“Where do you want to go today?” That was the slogan Microsoft used in its first global image advertising campaign. Too bad it’s also become the way many so businesses and organizations run their marketing and communications programs. You know — a quarter-page ad here, a Twitter post there, and a press release every other week because they’ve always got something “new” and “unique” to tell us about.
Does this describe your approach to marketing? If so, take it from Ice Cube: You better check yourself before you wreck yourself.
Let’s hop off the hamster wheel and use our brains for a minute.

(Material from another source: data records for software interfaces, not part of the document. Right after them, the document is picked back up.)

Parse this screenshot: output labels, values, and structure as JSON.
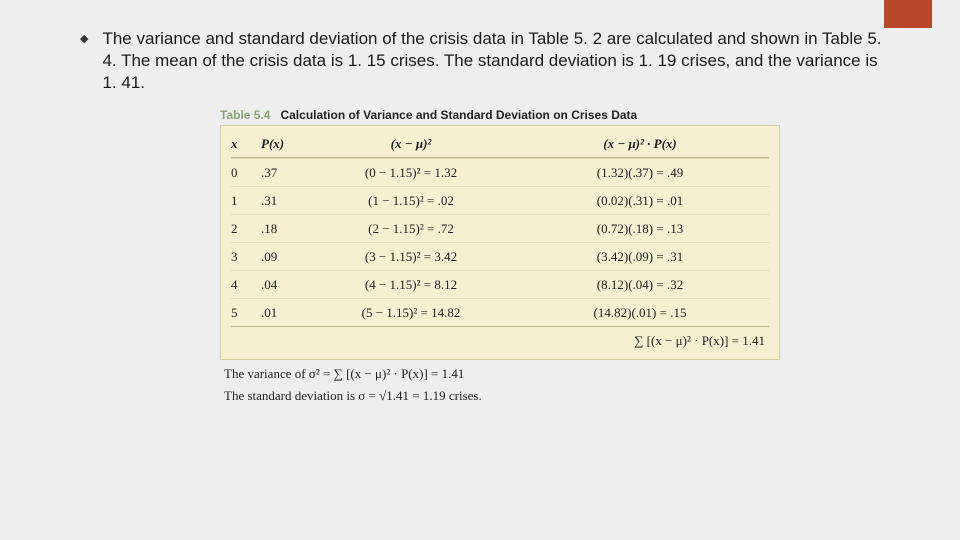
{
  "accent": {
    "color": "#b7472a"
  },
  "bullet": {
    "text": "The variance and standard deviation of the crisis data in Table 5. 2 are calculated and shown in Table 5. 4. The mean of the crisis data is 1. 15 crises. The standard deviation is 1. 19 crises, and the variance is 1. 41."
  },
  "table": {
    "label": "Table 5.4",
    "title": "Calculation of Variance and Standard Deviation on Crises Data",
    "headers": {
      "x": "x",
      "px": "P(x)",
      "sq": "(x − μ)²",
      "prod": "(x − μ)² · P(x)"
    },
    "rows": [
      {
        "x": "0",
        "px": ".37",
        "sq": "(0 − 1.15)² = 1.32",
        "prod": "(1.32)(.37) = .49"
      },
      {
        "x": "1",
        "px": ".31",
        "sq": "(1 − 1.15)² =  .02",
        "prod": "(0.02)(.31) = .01"
      },
      {
        "x": "2",
        "px": ".18",
        "sq": "(2 − 1.15)² =  .72",
        "prod": "(0.72)(.18) = .13"
      },
      {
        "x": "3",
        "px": ".09",
        "sq": "(3 − 1.15)² = 3.42",
        "prod": "(3.42)(.09) = .31"
      },
      {
        "x": "4",
        "px": ".04",
        "sq": "(4 − 1.15)² = 8.12",
        "prod": "(8.12)(.04) = .32"
      },
      {
        "x": "5",
        "px": ".01",
        "sq": "(5 − 1.15)² = 14.82",
        "prod": "(14.82)(.01) = .15"
      }
    ],
    "sum": "∑ [(x − μ)² · P(x)] = 1.41",
    "footer": {
      "variance": "The variance of  σ² = ∑ [(x − μ)² · P(x)] = 1.41",
      "stddev": "The standard deviation is  σ = √1.41 = 1.19 crises."
    }
  }
}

Ever go to the grocery store without a list? Or worse yet, without a list on an empty stomach? Odds are you end up with a bellyache and a hole in your pocket, and no bread or milk to show for it. Do this often enough and say hello to type 2 diabetes and no cash to cover your medical bills.

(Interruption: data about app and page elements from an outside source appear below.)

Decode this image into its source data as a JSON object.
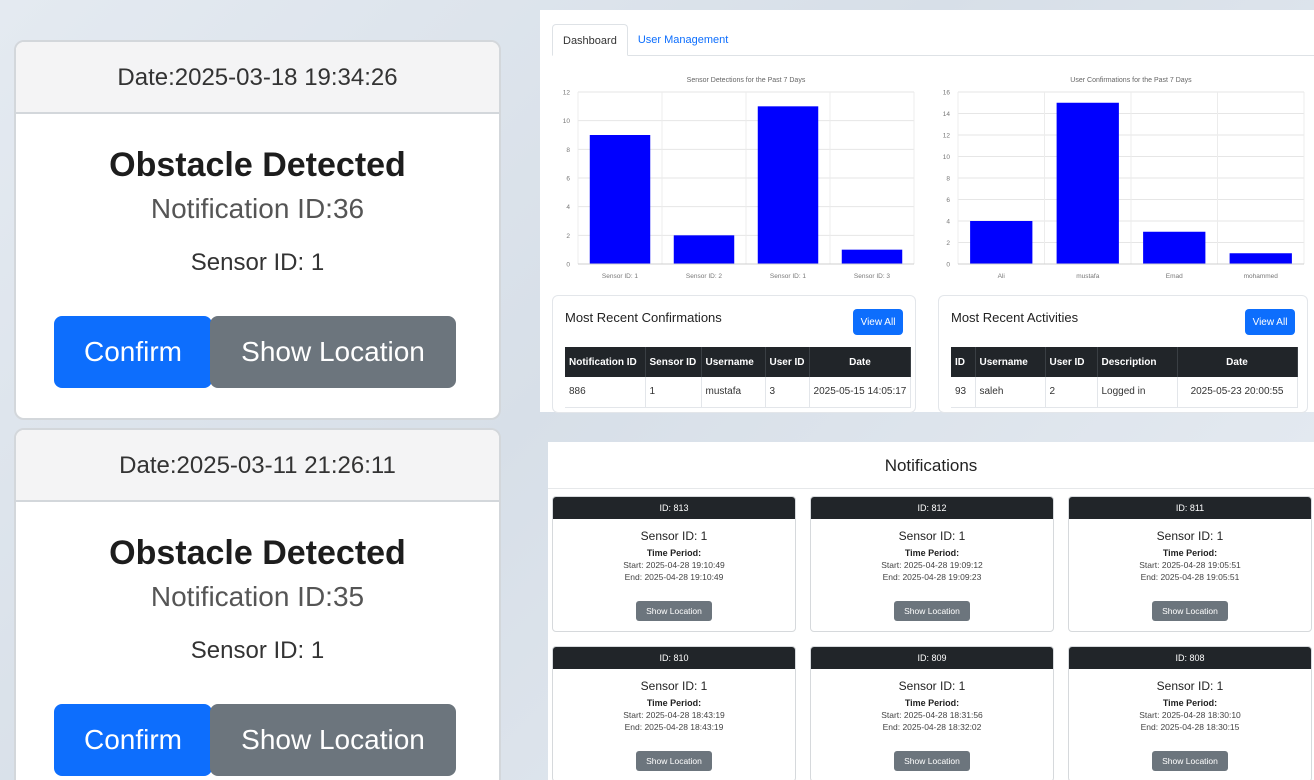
{
  "left_cards": [
    {
      "date": "Date:2025-03-18 19:34:26",
      "title": "Obstacle Detected",
      "notification": "Notification ID:36",
      "sensor": "Sensor ID: 1",
      "confirm": "Confirm",
      "show_location": "Show Location"
    },
    {
      "date": "Date:2025-03-11 21:26:11",
      "title": "Obstacle Detected",
      "notification": "Notification ID:35",
      "sensor": "Sensor ID: 1",
      "confirm": "Confirm",
      "show_location": "Show Location"
    }
  ],
  "dashboard": {
    "tabs": [
      "Dashboard",
      "User Management"
    ],
    "confirmations": {
      "title": "Most Recent Confirmations",
      "view_all": "View All",
      "columns": [
        "Notification ID",
        "Sensor ID",
        "Username",
        "User ID",
        "Date"
      ],
      "rows": [
        [
          "886",
          "1",
          "mustafa",
          "3",
          "2025-05-15 14:05:17"
        ]
      ]
    },
    "activities": {
      "title": "Most Recent Activities",
      "view_all": "View All",
      "columns": [
        "ID",
        "Username",
        "User ID",
        "Description",
        "Date"
      ],
      "rows": [
        [
          "93",
          "saleh",
          "2",
          "Logged in",
          "2025-05-23 20:00:55"
        ]
      ]
    }
  },
  "chart_data": [
    {
      "type": "bar",
      "title": "Sensor Detections for the Past 7 Days",
      "categories": [
        "Sensor ID: 1",
        "Sensor ID: 2",
        "Sensor ID: 1",
        "Sensor ID: 3"
      ],
      "values": [
        9,
        2,
        11,
        1
      ],
      "ylim": [
        0,
        12
      ],
      "yticks": [
        0,
        2,
        4,
        6,
        8,
        10,
        12
      ],
      "color": "#0000ff",
      "grid": true
    },
    {
      "type": "bar",
      "title": "User Confirmations for the Past 7 Days",
      "categories": [
        "Ali",
        "mustafa",
        "Emad",
        "mohammed"
      ],
      "values": [
        4,
        15,
        3,
        1
      ],
      "ylim": [
        0,
        16
      ],
      "yticks": [
        0,
        2,
        4,
        6,
        8,
        10,
        12,
        14,
        16
      ],
      "color": "#0000ff",
      "grid": true
    }
  ],
  "notifications": {
    "title": "Notifications",
    "time_period_label": "Time Period:",
    "button": "Show Location",
    "items": [
      {
        "id": "ID: 813",
        "sensor": "Sensor ID: 1",
        "start": "Start: 2025-04-28 19:10:49",
        "end": "End: 2025-04-28 19:10:49"
      },
      {
        "id": "ID: 812",
        "sensor": "Sensor ID: 1",
        "start": "Start: 2025-04-28 19:09:12",
        "end": "End: 2025-04-28 19:09:23"
      },
      {
        "id": "ID: 811",
        "sensor": "Sensor ID: 1",
        "start": "Start: 2025-04-28 19:05:51",
        "end": "End: 2025-04-28 19:05:51"
      },
      {
        "id": "ID: 810",
        "sensor": "Sensor ID: 1",
        "start": "Start: 2025-04-28 18:43:19",
        "end": "End: 2025-04-28 18:43:19"
      },
      {
        "id": "ID: 809",
        "sensor": "Sensor ID: 1",
        "start": "Start: 2025-04-28 18:31:56",
        "end": "End: 2025-04-28 18:32:02"
      },
      {
        "id": "ID: 808",
        "sensor": "Sensor ID: 1",
        "start": "Start: 2025-04-28 18:30:10",
        "end": "End: 2025-04-28 18:30:15"
      }
    ]
  }
}
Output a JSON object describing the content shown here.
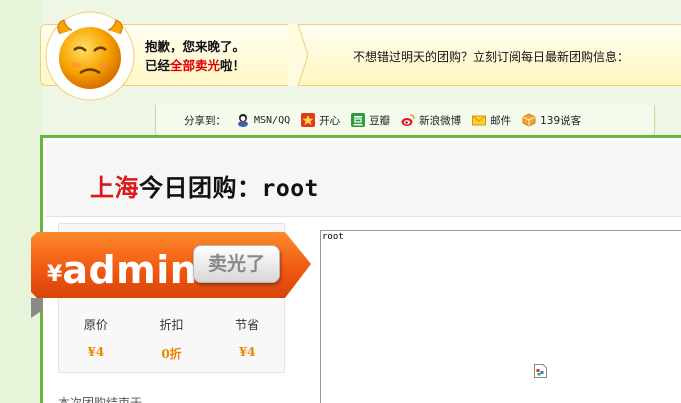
{
  "notice": {
    "line1": "抱歉，您来晚了。",
    "line2_prefix": "已经",
    "line2_highlight": "全部卖光",
    "line2_suffix": "啦！",
    "subscribe_text": "不想错过明天的团购？立刻订阅每日最新团购信息："
  },
  "share": {
    "label": "分享到：",
    "items": [
      {
        "label": "MSN/QQ",
        "icon": "msn-qq-icon"
      },
      {
        "label": "开心",
        "icon": "kaixin-icon"
      },
      {
        "label": "豆瓣",
        "icon": "douban-icon"
      },
      {
        "label": "新浪微博",
        "icon": "sina-weibo-icon"
      },
      {
        "label": "邮件",
        "icon": "mail-icon"
      },
      {
        "label": "139说客",
        "icon": "139-shuoke-icon"
      }
    ]
  },
  "header": {
    "city": "上海",
    "title_middle": "今日团购：",
    "deal_name": "root"
  },
  "price": {
    "currency": "¥",
    "amount": "admin",
    "sold_out_label": "卖光了",
    "stats": [
      {
        "label": "原价",
        "value": "¥4"
      },
      {
        "label": "折扣",
        "value": "0折"
      },
      {
        "label": "节省",
        "value": "¥4"
      }
    ],
    "ended_text": "本次团购结束于"
  },
  "image": {
    "alt_text": "root"
  },
  "colors": {
    "accent_green": "#6db33f",
    "city_red": "#d9191c",
    "ribbon_orange": "#f05a12",
    "value_orange": "#e88600"
  }
}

The same applies to marketing your business.
You know you need to promote your product or service just like you know you need to eat. And to make matters worse, you’re hungry for immediate results. But without a plan and a bit of self-discipline, you end up wasting time and money on garbage advertising and PR tactics that provide zero ROI and produce a pounding headache to boot. So much for your dreams of making millions. Eventually, you’ll be lucky to make payroll.
If you really want to achieve your organizational objectives, then put some time and thought into the marketing process up front. Consider what you want to accomplish at the beginning of each year. Increased sales? More memberships? Greater support for your cause? Then make those goals measurable so that you can track your progress.
Next, conduct a little research to determine exactly where you stand in the minds of your target audience. (Hint: Research involves actually asking people what they think of you and how you might improve. If you’re too arrogant to solicit feedback because you think you already know the answers, then you shouldn’t be in business — and you won’t be for too long.)
Use the research findings to craft a campaign theme or a few key messages on which to center your marketing efforts for the coming year. Then compile a list of all the ways you can think of to capture the attention of the people who matter most to you. Print advertising, social media, earned media, special events, contests, giveaways – don’t limit the possibilities at this point.
After you’ve put everything on paper, narrow the list to include only the activities that you can realistically accomplish within your predetermined budget and time frame.
That’s it. Now just stick to the plan and measure the results.
Sound time-consuming? That’s because it is. But so is weekly meal planning, list-making and coupon-clipping. And in my humble opinion, that sure beats being a You-Hoo-drinking, Ho-ho-eating heart attack waiting to happen.